In the women’s race, reigning Ironman World Champ Leanda Cave was true to her word that the day’s race was simply for validation. After a proper vacation after her world title, she was not in top form, evidenced by an atypical 54:54 swim, putting her over four minutes off pace from the early swim leaders Haley Chura (50:16) and Meredith Kessler (50:17). Cave would put in the requisite effort through the day, but no more to finish sixth.
At the front, Kessler quickly dropped Chura and forged ahead solo, managing her four-minute lead on good friend Corbin. After a year of crashes and injuries, Kessler was enjoying the day. “Y’know, this is my Kona,” Kessler said with a smile.
Behind the two on the early charge, the battle was swirling; Chura and Mirjam Weerd were fighting to hold onto top-five positions, while even further back, Great Britain’s Corinne Abraham was moving steadily forward. “I didn’t have anyone giving me splits, so I really had no idea where I was in the race,” Abraham said.
Kessler rolled into T2 with the day’s second-best bike split (4:53:41). But Corbin opted for a late-ride surge, and hit netted her the fastest bike of the day (4:51:34). “In the past I’d always been like ‘get to the front, get to the front,’ but I’d have a terrible last lap of the bike,” Corbin said. “This year, my coach said ‘let’s try to balance your effort,’ and sure enough, I was able to go harder on that last lap of the bike.”

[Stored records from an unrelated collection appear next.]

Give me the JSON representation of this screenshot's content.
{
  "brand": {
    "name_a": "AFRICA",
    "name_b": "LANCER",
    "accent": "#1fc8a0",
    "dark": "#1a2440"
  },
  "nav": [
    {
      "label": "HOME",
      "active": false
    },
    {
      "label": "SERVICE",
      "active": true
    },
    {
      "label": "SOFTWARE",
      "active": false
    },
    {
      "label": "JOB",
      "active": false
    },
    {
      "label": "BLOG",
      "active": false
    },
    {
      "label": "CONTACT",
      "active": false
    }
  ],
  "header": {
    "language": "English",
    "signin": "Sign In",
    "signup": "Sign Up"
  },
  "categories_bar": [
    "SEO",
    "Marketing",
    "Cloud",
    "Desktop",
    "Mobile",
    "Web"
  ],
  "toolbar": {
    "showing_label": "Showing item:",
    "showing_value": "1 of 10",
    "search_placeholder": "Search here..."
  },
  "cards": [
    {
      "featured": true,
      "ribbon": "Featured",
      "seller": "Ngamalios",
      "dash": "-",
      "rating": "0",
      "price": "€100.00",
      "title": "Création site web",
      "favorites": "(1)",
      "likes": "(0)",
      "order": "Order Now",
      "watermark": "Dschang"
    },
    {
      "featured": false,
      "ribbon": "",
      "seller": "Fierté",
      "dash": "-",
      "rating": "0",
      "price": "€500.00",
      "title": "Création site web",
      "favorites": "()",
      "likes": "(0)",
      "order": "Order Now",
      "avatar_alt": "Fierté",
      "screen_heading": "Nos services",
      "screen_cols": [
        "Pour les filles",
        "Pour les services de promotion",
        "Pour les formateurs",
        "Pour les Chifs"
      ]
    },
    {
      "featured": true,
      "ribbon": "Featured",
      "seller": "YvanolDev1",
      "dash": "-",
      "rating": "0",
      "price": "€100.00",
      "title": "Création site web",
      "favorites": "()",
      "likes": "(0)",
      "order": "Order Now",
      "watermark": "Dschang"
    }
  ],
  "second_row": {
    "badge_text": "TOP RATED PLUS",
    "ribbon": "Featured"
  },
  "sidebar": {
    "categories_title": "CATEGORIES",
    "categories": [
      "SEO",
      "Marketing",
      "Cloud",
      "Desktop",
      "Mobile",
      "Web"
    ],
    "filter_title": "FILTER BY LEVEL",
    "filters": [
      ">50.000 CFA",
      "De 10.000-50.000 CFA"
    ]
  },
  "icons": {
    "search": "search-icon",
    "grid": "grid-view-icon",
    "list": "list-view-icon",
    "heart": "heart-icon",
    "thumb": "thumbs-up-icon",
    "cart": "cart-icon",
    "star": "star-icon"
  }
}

Corbin’s late surge closed her to within 11 minutes off the bike. And 10 miles in, it Kessler was matching pace and looked to be headed to a victory. But after the midway point, her pace fell slightly, from high 6-minute pace to 7:30s. It was enough of a door for Corbin to slowly start taking back time. With just a few miles left, Corbin captured and passed Kessler, and with a day-best 3:05:54 marathon, moved forward toward the win.

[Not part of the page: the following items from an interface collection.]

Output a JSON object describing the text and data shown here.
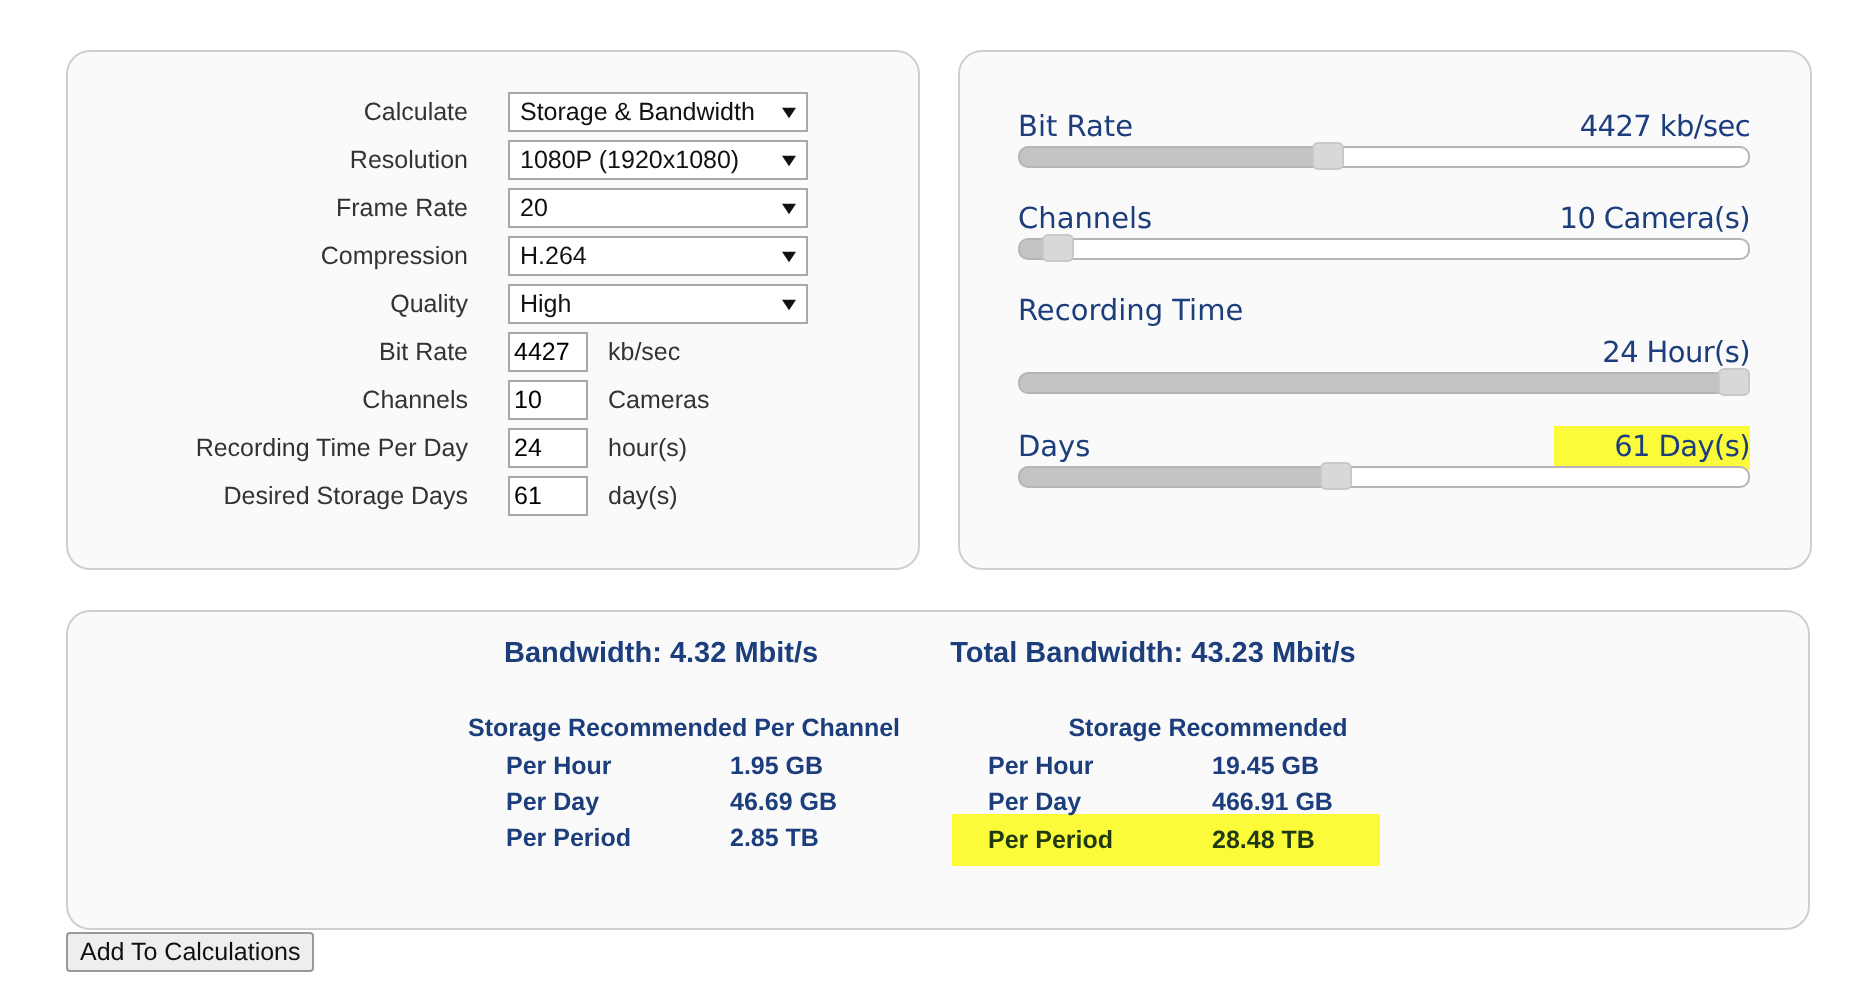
{
  "form": {
    "fields": [
      {
        "kind": "select",
        "label": "Calculate",
        "value": "Storage & Bandwidth"
      },
      {
        "kind": "select",
        "label": "Resolution",
        "value": "1080P (1920x1080)"
      },
      {
        "kind": "select",
        "label": "Frame Rate",
        "value": "20"
      },
      {
        "kind": "select",
        "label": "Compression",
        "value": "H.264"
      },
      {
        "kind": "select",
        "label": "Quality",
        "value": "High"
      },
      {
        "kind": "input",
        "label": "Bit Rate",
        "value": "4427",
        "unit": "kb/sec"
      },
      {
        "kind": "input",
        "label": "Channels",
        "value": "10",
        "unit": "Cameras"
      },
      {
        "kind": "input",
        "label": "Recording Time Per Day",
        "value": "24",
        "unit": "hour(s)"
      },
      {
        "kind": "input",
        "label": "Desired Storage Days",
        "value": "61",
        "unit": "day(s)"
      }
    ]
  },
  "sliders": [
    {
      "kind": "inline",
      "label": "Bit Rate",
      "reading": "4427 kb/sec",
      "level": 0.42,
      "highlighted": false
    },
    {
      "kind": "inline",
      "label": "Channels",
      "reading": "10 Camera(s)",
      "level": 0.035,
      "highlighted": false
    },
    {
      "kind": "stacked",
      "label": "Recording Time",
      "reading": "24 Hour(s)",
      "level": 1,
      "highlighted": false
    },
    {
      "kind": "inline",
      "label": "Days",
      "reading": "61 Day(s)",
      "level": 0.43,
      "highlighted": true
    }
  ],
  "results": {
    "bandwidth": "Bandwidth: 4.32 Mbit/s",
    "total_bandwidth": "Total Bandwidth: 43.23 Mbit/s",
    "tables": [
      {
        "title": "Storage Recommended Per Channel",
        "rows": [
          {
            "label": "Per Hour",
            "value": "1.95 GB",
            "highlighted": false
          },
          {
            "label": "Per Day",
            "value": "46.69 GB",
            "highlighted": false
          },
          {
            "label": "Per Period",
            "value": "2.85 TB",
            "highlighted": false
          }
        ]
      },
      {
        "title": "Storage Recommended",
        "rows": [
          {
            "label": "Per Hour",
            "value": "19.45 GB",
            "highlighted": false
          },
          {
            "label": "Per Day",
            "value": "466.91 GB",
            "highlighted": false
          },
          {
            "label": "Per Period",
            "value": "28.48 TB",
            "highlighted": true
          }
        ]
      }
    ]
  },
  "button": "Add To Calculations"
}
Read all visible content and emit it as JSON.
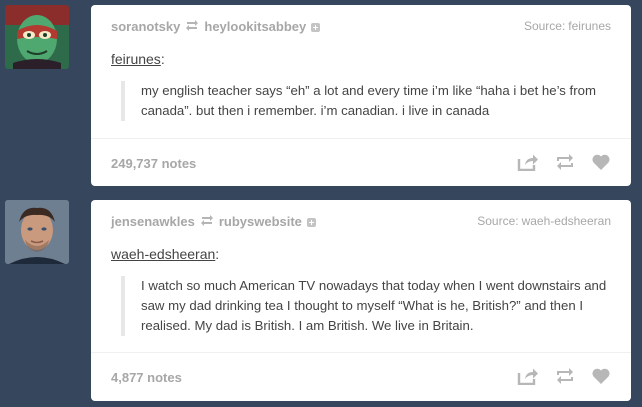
{
  "posts": [
    {
      "reblogger": "soranotsky",
      "reblogged_from": "heylookitsabbey",
      "source_label": "Source:",
      "source_name": "feirunes",
      "original_poster": "feirunes",
      "poster_colon": ":",
      "quote": "my english teacher says “eh” a lot and every time i’m like “haha i bet he’s from canada”. but then i remember. i’m canadian. i live in canada",
      "notes": "249,737 notes",
      "avatar_icon": "masked-character-avatar"
    },
    {
      "reblogger": "jensenawkles",
      "reblogged_from": "rubyswebsite",
      "source_label": "Source:",
      "source_name": "waeh-edsheeran",
      "original_poster": "waeh-edsheeran",
      "poster_colon": ":",
      "quote": "I watch so much American TV nowadays that today when I went downstairs and saw my dad drinking tea I thought to myself “What is he, British?” and then I realised. My dad is British. I am British. We live in Britain.",
      "notes": "4,877 notes",
      "avatar_icon": "man-portrait-avatar"
    }
  ],
  "icons": [
    "share-icon",
    "reblog-icon",
    "like-icon"
  ],
  "colors": {
    "background": "#36465d",
    "card": "#ffffff",
    "muted_text": "#a7a7a7",
    "body_text": "#444444",
    "quote_border": "#e7e7e7"
  }
}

Kessler finished second to Corbin exactly five minutes back. And that final battle for the final podium spot went to Abrahamson, who moved forward on a 3:11:44 marathon (holding off surging Canadian run specialist Sara Gross) to take third. Gross claimed fourth.
“Well, I guess I know what I’ll be working on this winter: that last half of the marathon,” Kessler said with a wink.

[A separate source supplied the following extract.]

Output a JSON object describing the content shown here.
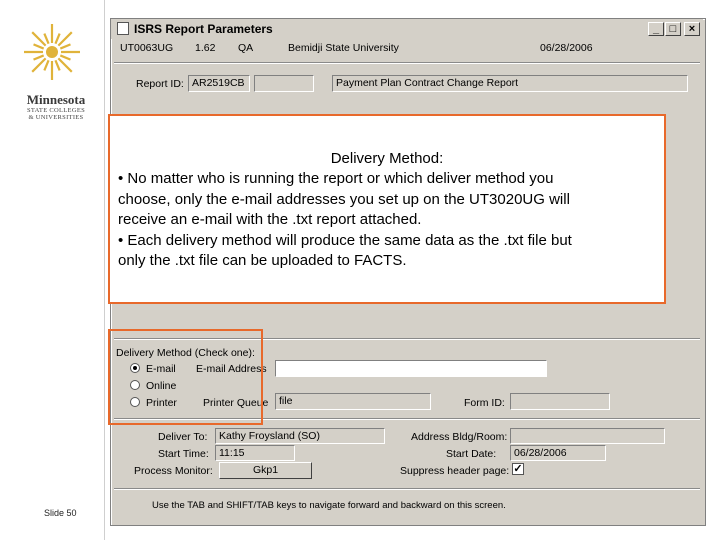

2012 Ironman Arizona
Nov 18, 2012, Tempe, Ariz.
2.4-mile swim, 112-mile bike, 26.2-mile run
- Nil Frommhold (GER) 8:03:13
- Paul Matthews (AUS) 8:04:58
- T. J. Tollakson (USA) 8:07:36
- Tyler Butterfield (BER) 8:14:41
- Jarmo Hast (FIN) 8:16: 09
- Ian Mikelson (USA) 8:19:38
- Andrew Starykowicz (USA) 8:20:36
- Matthew Russell (USA) 8:30:50
- Christian Ritter (GER) 8:35:08
- Thomas Gerlach (USA) 8:36:05
- Linsey Corbin (USA) 9:01:41
- Meredith Kessler (USA) 9:06:41
- Corrine Abraham (GBR) 9:15:10
- Sara Gross (CAN) 9:18:04
- Mirjam Weerd (NED) 9:24:27
- Leanda Cave (GBR) 9:24:51
- Haley Chura (USA) 9:28:22
- Malaika Homo (USA) 9:28:40
- Charisa Wernick (USA) 9:30:27
- Kim Schwabenbaurer (USA) 9:30:54